The decision to remove share counts seemed like a step towards clawing back some of that data control, and the closure of Topsy will also work in Twitter's favor on this front. Now that you can't access that same level of insight from a free provider, you'll be forced to use one of the paid options, be it BuzzSumo, NewsWhip (which announced their 'Topsy alternative' in a blog post today) or - you guessed it - Gnip.
In the coming months, I suspect we'll see Gnip roll out some new options for more cost-effective analytics and data access to better compete with other providers - Gnip, reportedly, can cost up to $3k per month, putting it well out of reach for many users. Alternatively, maybe Gnip won't offer a cheaper option, but they'll be able to boost their data revenue by charging other third party providers for access, something those organizations had traditionally been able to bring in free of charge. Maybe Twitter's plan isn't to get everyday users to pay them direct, but to start charging those third party providers in order to ensure they're taking a cut from any such data use.

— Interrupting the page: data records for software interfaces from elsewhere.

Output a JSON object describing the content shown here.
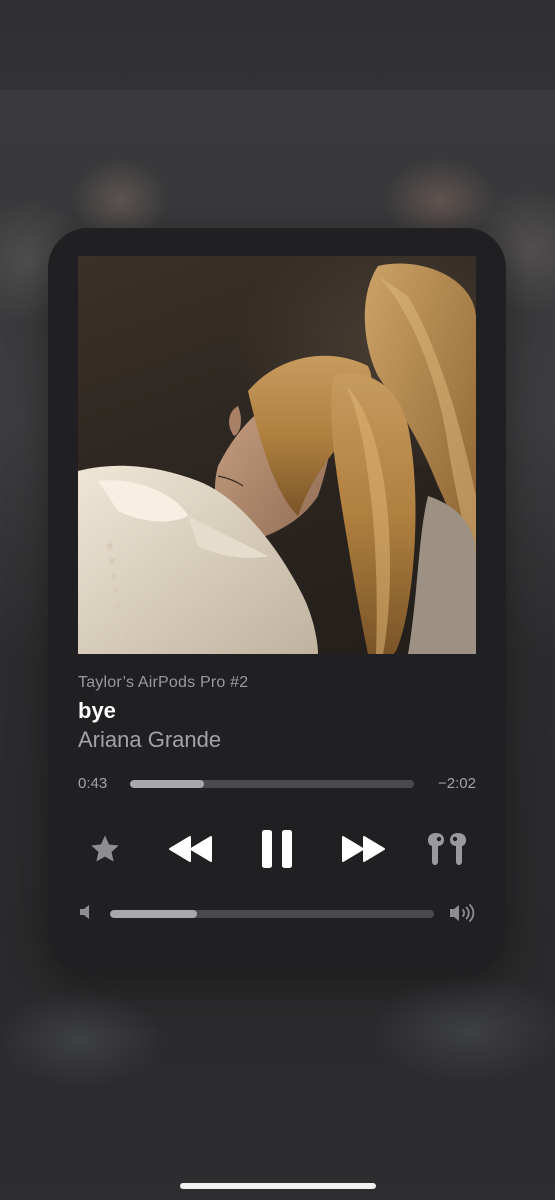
{
  "now_playing": {
    "device_label": "Taylor’s AirPods Pro #2",
    "title": "bye",
    "artist": "Ariana Grande",
    "elapsed": "0:43",
    "remaining": "−2:02",
    "progress_fraction": 0.26
  },
  "controls": {
    "favorite_icon": "star-icon",
    "rewind_icon": "rewind-icon",
    "play_pause_icon": "pause-icon",
    "forward_icon": "fast-forward-icon",
    "output_icon": "airpods-pro-icon"
  },
  "volume": {
    "level_fraction": 0.27,
    "low_icon": "speaker-low-icon",
    "high_icon": "speaker-high-icon"
  },
  "colors": {
    "card_bg": "#202022",
    "primary_text": "#ffffff",
    "secondary_text": "#a3a3a7",
    "track_bg": "#4a4a4e",
    "track_fill": "#a9a9ad"
  }
}
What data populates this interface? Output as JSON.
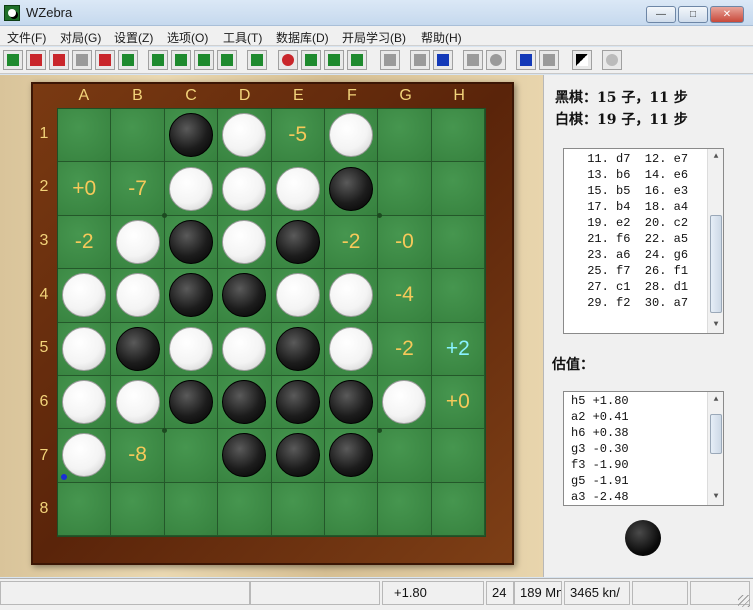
{
  "window": {
    "title": "WZebra"
  },
  "menu": [
    "文件(F)",
    "对局(G)",
    "设置(Z)",
    "选项(O)",
    "工具(T)",
    "数据库(D)",
    "开局学习(B)",
    "帮助(H)"
  ],
  "toolbar": {
    "icons": [
      "new-game-icon",
      "open-red-icon",
      "stack-icon",
      "gray-book-icon",
      "save-disk-icon",
      "open-folder-icon",
      "play-icon",
      "player-face-icon",
      "player-face-2-icon",
      "zz-icon",
      "download-icon",
      "stop-icon",
      "green-eval-icon",
      "green-eval-2-icon",
      "refresh-icon",
      "gray-square-icon",
      "first-move-icon",
      "back-icon",
      "down-icon",
      "hint-icon",
      "forward-icon",
      "last-move-icon",
      "flip-board-icon",
      "globe-icon"
    ],
    "colors": {
      "green": "#1e8a2e",
      "red": "#c9262b",
      "blue": "#1238b8",
      "gray": "#9a9a9a"
    }
  },
  "board": {
    "columns": [
      "A",
      "B",
      "C",
      "D",
      "E",
      "F",
      "G",
      "H"
    ],
    "rows": [
      "1",
      "2",
      "3",
      "4",
      "5",
      "6",
      "7",
      "8"
    ],
    "cells": [
      [
        "",
        "",
        "B",
        "W",
        "-5",
        "W",
        "",
        ""
      ],
      [
        "+0",
        "-7",
        "W",
        "W",
        "W",
        "B",
        "",
        ""
      ],
      [
        "-2",
        "W",
        "B",
        "W",
        "B",
        "-2",
        "-0",
        ""
      ],
      [
        "W",
        "W",
        "B",
        "B",
        "W",
        "W",
        "-4",
        ""
      ],
      [
        "W",
        "B",
        "W",
        "W",
        "B",
        "W",
        "-2",
        "+2*"
      ],
      [
        "W",
        "W",
        "B",
        "B",
        "B",
        "B",
        "W",
        "+0"
      ],
      [
        "W",
        "-8",
        "",
        "B",
        "B",
        "B",
        "",
        ""
      ],
      [
        "",
        "",
        "",
        "",
        "",
        "",
        "",
        ""
      ]
    ],
    "last_move_marker": "a7",
    "colors": {
      "board": "#3c8a45",
      "frame": "#6a2e0e",
      "label": "#f2d37a",
      "score": "#f6c95a",
      "best_score": "#88f2ff"
    }
  },
  "info": {
    "black": "黑棋：15 子，11 步",
    "white": "白棋：19 子，11 步"
  },
  "moves": [
    " 11. d7  12. e7",
    " 13. b6  14. e6",
    " 15. b5  16. e3",
    " 17. b4  18. a4",
    " 19. e2  20. c2",
    " 21. f6  22. a5",
    " 23. a6  24. g6",
    " 25. f7  26. f1",
    " 27. c1  28. d1",
    " 29. f2  30. a7"
  ],
  "eval_title": "估值：",
  "evals": [
    "h5 +1.80",
    "a2 +0.41",
    "h6 +0.38",
    "g3 -0.30",
    "f3 -1.90",
    "g5 -1.91",
    "a3 -2.48"
  ],
  "status": {
    "score": "+1.80",
    "depth": "24",
    "nodes": "189 Mn",
    "speed": "3465 kn/"
  }
}
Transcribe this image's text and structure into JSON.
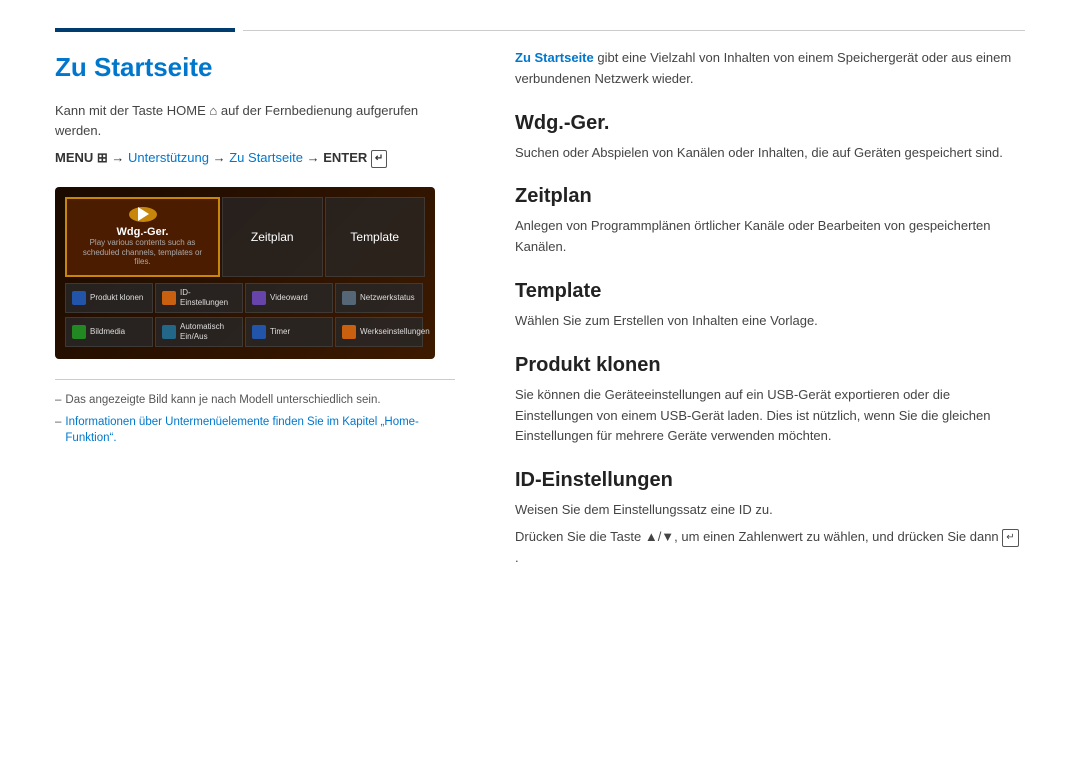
{
  "topBar": {
    "leftBarColor": "#003c6e",
    "rightBarColor": "#cccccc"
  },
  "leftColumn": {
    "title": "Zu Startseite",
    "introText": "Kann mit der Taste HOME ⌂ auf der Fernbedienung aufgerufen werden.",
    "menuPath": {
      "prefix": "MENU ",
      "menu_icon": "≡≡≡",
      "arrow1": " → ",
      "link1": "Unterstützung",
      "arrow2": " → ",
      "link2": "Zu Startseite",
      "arrow3": " → ",
      "suffix": "ENTER"
    },
    "tvMockup": {
      "mainItem": {
        "title": "Wdg.-Ger.",
        "subtitle": "Play various contents such as scheduled channels, templates or files."
      },
      "secondaryItems": [
        "Zeitplan",
        "Template"
      ],
      "bottomItems": [
        {
          "label": "Produkt klonen",
          "iconClass": "icon-blue"
        },
        {
          "label": "ID-Einstellungen",
          "iconClass": "icon-orange"
        },
        {
          "label": "Videoward",
          "iconClass": "icon-purple"
        },
        {
          "label": "Netzwerkstatus",
          "iconClass": "icon-gray"
        },
        {
          "label": "Bildmedia",
          "iconClass": "icon-green"
        },
        {
          "label": "Automatisch Ein/Aus",
          "iconClass": "icon-teal"
        },
        {
          "label": "Timer",
          "iconClass": "icon-blue"
        },
        {
          "label": "Werkseinstellungen",
          "iconClass": "icon-orange"
        }
      ]
    },
    "notes": [
      "Das angezeigte Bild kann je nach Modell unterschiedlich sein.",
      "Informationen über Untermenüelemente finden Sie im Kapitel „Home-Funktion“."
    ]
  },
  "rightColumn": {
    "introText": {
      "linkText": "Zu Startseite",
      "rest": " gibt eine Vielzahl von Inhalten von einem Speichergerät oder aus einem verbundenen Netzwerk wieder."
    },
    "sections": [
      {
        "id": "wdg-ger",
        "heading": "Wdg.-Ger.",
        "text": "Suchen oder Abspielen von Kanälen oder Inhalten, die auf Geräten gespeichert sind."
      },
      {
        "id": "zeitplan",
        "heading": "Zeitplan",
        "text": "Anlegen von Programmplänen örtlicher Kanäle oder Bearbeiten von gespeicherten Kanälen."
      },
      {
        "id": "template",
        "heading": "Template",
        "text": "Wählen Sie zum Erstellen von Inhalten eine Vorlage."
      },
      {
        "id": "produkt-klonen",
        "heading": "Produkt klonen",
        "text": "Sie können die Geräteeinstellungen auf ein USB-Gerät exportieren oder die Einstellungen von einem USB-Gerät laden. Dies ist nützlich, wenn Sie die gleichen Einstellungen für mehrere Geräte verwenden möchten."
      },
      {
        "id": "id-einstellungen",
        "heading": "ID-Einstellungen",
        "text1": "Weisen Sie dem Einstellungssatz eine ID zu.",
        "text2": "Drücken Sie die Taste ▲/▼, um einen Zahlenwert zu wählen, und drücken Sie dann"
      }
    ]
  }
}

Either way, the closure of Topsy only contributes further to this, and further assists Twitter in monetizing and charging for their data - which is probably great for Twitter, but not so good for everyday users who'd long been able to access such info for free. Eventually, all platforms are moving more towards pay-to-play models, so it's no real surprise, and if Twitter comes out with some improved, and affordable, data options and ways to access the full firehose of tweets for analysis, then maybe, in the long run, this will be a good thing. But Topsy's demise will be felt. It's a significant loss in the wider social landscape.
Farewell Topsy - and thanks to the engineers and developers who worked on the product, it will be missed.